ATLANTA -- Registration starts Tuesday for the Peachtree Road Race. This year, runners will register through a lottery system.
The change is in line with other mega-races around the country. It sets a foundation for the future as the world's largest 10K continues to draw more runners than available race numbers. After 11AliveNews received dozens of e-mails and Facebook messages, Julie Wolfe sat down with Atlanta Track Club Executive Director, Tracey Russell to get answers. Here's what you need to know.
1. WHY: In 2009, ATC moved to an online registration system. Despite reports from users that the system was sluggish and crashed, the race filled in 7.5 hours. In 2010, online registration went smoothly and filled the race in 4.5 hours. Race organizers predicted the spots could fill in much less than that this year. Russell questioned the fairness of the process, "What if you're a doctor in surgery for those two hours? You can't get in." The new lottery system relieves the time pressure of first-come-first-served.
2. ONLINE REGISTRATION: To register you must go to ajc.com/peachtree any time during the 10 day period from 5 a.m. Tuesday, March 15, 2011 to 11:59 p.m. Thursday, March 24, 2011. It DOES NOT MATTER when you register; all entries have an equal chance of winning a spot. Your credit card will not be charged until you are accepted. ATC will use a third party, MarathonGuide.com, to randomly generate the 60,000 winners. They will be notified via e-mail or you can search for your name at atlantatrackclub.org.
3. NO NEWSPAPER: In what some may consider an ironic move, the AJC Peachtree Road Race will not use the AJC for registration. In recent years, several thousand spots were saved for paper entries. No such entries will be accepted in 2011.
4. GROUPS: For the first time, you can register with a group. Groups will NOT be given preference over individuals, but it ensures either your entire group gets in or none of it does. You will still be assigned to corrals based on submitted times. DO NOT register as an individual AND a group. Double-entries will be eliminated from the lottery.
5. STREAKERS: Frequent runners (called "streakers" by the ATC) will be the ONLY group to gain special consideration. If you've run 10 or more Peachtree Road Races, and you do not get into the lottery, you will be given special consideration. YOU MUST ENTER THE LOTTERY. After you're denied, they will verify your past entries and get you a number.
6. ATC EXCEPTION: The only other guarantee you will get a number is as a member of the Atlanta Track Club. Individual memberships begin at $35 and include a slew of perks. Your membership MUST BE CURRENT BY 2/28/11. Russell said they saw a slight blip in memberships after the announcement but expect more as the race nears.

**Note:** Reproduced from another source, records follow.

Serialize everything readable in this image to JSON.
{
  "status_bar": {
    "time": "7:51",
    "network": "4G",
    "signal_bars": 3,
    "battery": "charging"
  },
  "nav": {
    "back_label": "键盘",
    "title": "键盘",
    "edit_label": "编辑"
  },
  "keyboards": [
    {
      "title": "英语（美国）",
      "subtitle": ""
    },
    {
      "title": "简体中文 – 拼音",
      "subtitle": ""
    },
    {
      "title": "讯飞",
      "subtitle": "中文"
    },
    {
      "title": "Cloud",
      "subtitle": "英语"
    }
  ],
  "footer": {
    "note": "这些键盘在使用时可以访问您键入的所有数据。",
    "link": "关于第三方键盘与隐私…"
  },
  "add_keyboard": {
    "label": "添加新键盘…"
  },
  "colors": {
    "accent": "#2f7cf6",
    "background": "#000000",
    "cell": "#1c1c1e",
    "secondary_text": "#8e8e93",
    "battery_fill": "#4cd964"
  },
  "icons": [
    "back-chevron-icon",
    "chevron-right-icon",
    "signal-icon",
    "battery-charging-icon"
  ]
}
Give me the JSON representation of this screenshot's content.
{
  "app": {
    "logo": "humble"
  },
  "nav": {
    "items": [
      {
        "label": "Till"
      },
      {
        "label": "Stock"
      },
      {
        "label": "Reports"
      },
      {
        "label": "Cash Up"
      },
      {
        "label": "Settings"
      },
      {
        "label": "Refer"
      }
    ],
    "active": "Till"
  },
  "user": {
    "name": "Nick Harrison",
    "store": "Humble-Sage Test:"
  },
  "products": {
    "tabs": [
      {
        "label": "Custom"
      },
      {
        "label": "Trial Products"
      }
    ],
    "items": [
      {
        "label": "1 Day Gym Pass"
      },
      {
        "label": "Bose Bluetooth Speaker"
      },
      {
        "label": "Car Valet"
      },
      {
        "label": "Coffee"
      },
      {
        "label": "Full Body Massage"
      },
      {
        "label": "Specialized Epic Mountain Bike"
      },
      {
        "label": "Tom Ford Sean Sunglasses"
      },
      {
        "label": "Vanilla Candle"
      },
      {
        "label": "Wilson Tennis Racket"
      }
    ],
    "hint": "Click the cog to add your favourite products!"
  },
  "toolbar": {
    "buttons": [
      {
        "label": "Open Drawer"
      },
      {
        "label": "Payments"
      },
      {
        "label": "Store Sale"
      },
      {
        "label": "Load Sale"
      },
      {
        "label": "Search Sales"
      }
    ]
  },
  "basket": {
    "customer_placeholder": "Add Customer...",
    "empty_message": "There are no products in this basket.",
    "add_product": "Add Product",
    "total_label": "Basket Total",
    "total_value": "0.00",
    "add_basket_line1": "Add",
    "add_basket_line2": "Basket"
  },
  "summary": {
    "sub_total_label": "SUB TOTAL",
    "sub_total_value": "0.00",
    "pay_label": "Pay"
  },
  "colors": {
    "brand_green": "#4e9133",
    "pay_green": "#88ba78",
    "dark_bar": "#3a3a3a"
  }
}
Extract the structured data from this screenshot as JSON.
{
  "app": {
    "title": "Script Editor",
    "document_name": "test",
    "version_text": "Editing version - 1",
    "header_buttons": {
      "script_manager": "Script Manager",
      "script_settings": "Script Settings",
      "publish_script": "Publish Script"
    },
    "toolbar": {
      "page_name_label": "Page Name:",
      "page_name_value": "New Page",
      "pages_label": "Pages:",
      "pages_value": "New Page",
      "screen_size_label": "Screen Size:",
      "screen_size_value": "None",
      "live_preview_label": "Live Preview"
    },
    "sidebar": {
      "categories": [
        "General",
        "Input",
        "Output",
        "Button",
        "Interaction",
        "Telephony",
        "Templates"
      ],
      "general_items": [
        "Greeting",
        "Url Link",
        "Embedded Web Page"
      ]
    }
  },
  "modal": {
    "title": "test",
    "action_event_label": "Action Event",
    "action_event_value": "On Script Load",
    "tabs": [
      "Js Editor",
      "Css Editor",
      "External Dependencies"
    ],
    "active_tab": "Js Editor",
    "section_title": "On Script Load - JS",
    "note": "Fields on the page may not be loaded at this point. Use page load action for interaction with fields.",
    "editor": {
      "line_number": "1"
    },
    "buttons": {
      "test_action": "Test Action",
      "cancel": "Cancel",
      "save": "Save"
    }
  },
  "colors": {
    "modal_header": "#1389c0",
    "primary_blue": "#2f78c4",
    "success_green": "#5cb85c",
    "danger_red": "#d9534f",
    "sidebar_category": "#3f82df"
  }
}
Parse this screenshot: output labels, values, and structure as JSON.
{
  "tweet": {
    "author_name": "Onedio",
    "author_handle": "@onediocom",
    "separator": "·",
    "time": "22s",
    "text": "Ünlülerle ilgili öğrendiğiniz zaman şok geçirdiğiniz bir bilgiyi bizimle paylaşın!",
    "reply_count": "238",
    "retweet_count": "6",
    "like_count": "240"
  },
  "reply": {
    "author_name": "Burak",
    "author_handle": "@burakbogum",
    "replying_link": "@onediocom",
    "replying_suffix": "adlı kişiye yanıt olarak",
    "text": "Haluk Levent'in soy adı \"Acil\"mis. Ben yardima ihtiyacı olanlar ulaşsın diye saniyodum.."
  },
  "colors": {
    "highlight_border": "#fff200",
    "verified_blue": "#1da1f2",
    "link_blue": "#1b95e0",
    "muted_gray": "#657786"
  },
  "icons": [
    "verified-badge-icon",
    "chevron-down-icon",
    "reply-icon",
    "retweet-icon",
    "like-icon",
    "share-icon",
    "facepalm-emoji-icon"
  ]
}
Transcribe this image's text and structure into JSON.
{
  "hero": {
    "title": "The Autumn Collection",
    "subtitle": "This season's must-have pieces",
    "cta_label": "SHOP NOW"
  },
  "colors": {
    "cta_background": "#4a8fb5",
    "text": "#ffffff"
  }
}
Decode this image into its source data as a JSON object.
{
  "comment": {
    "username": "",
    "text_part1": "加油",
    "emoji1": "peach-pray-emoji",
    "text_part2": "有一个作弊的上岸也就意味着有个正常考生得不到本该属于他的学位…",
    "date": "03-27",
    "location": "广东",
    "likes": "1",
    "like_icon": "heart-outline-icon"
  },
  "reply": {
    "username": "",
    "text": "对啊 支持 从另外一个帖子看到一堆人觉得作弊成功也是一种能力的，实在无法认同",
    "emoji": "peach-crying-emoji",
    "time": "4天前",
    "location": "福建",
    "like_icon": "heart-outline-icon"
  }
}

7. GETTING YOUR NUMBER: Congratulations! You're a winner. Your credit card will be charged $33 for the race, plus $7.50 if you want it mailed (otherwise you can pick it up at the expo, but you'll probably pay more than $7.50 in parking.)
8. NUMBER SWITCH-A-ROO: If other races are any indication, a lottery system will create more "might as well try" entries (i.e. people who have no intention to run or are unlikely to show up on race day). This ups the ante in the "black market" of PRR numbers (just check eBay and craigslist in the days leading up to the race). The ATC will (for the second year) have a transfer system. They want you to officially transfer the number so the actual runner is in their database.
9. UNLUCKY LOT: If you enter the lottery and do not get in two years in a row, you are guaranteed to get in your third year (no such guarantee existed under the old system).
10. THE NUMBERS GAME: So, the big question: what are your chances? In the last two years, the online registration closed when it was full. There's no way to measure how many people tried, and failed, to register online. But, the ATC can tell me that they turned away between 5,000 and 10,000 newspaper entries. By increasing the race size from 55,000 runners to 60,000; they hope to include most of those who apply.
Ten years ago, Atlanta runners would snatch the early edition of the Sunday AJC so they could have their race entries post-marked on Saturday. Two years ago, thousands set their alarms to wake up in time for online registration. Now, it's not the early risers, but the lucky, that have the advantage. Good luck.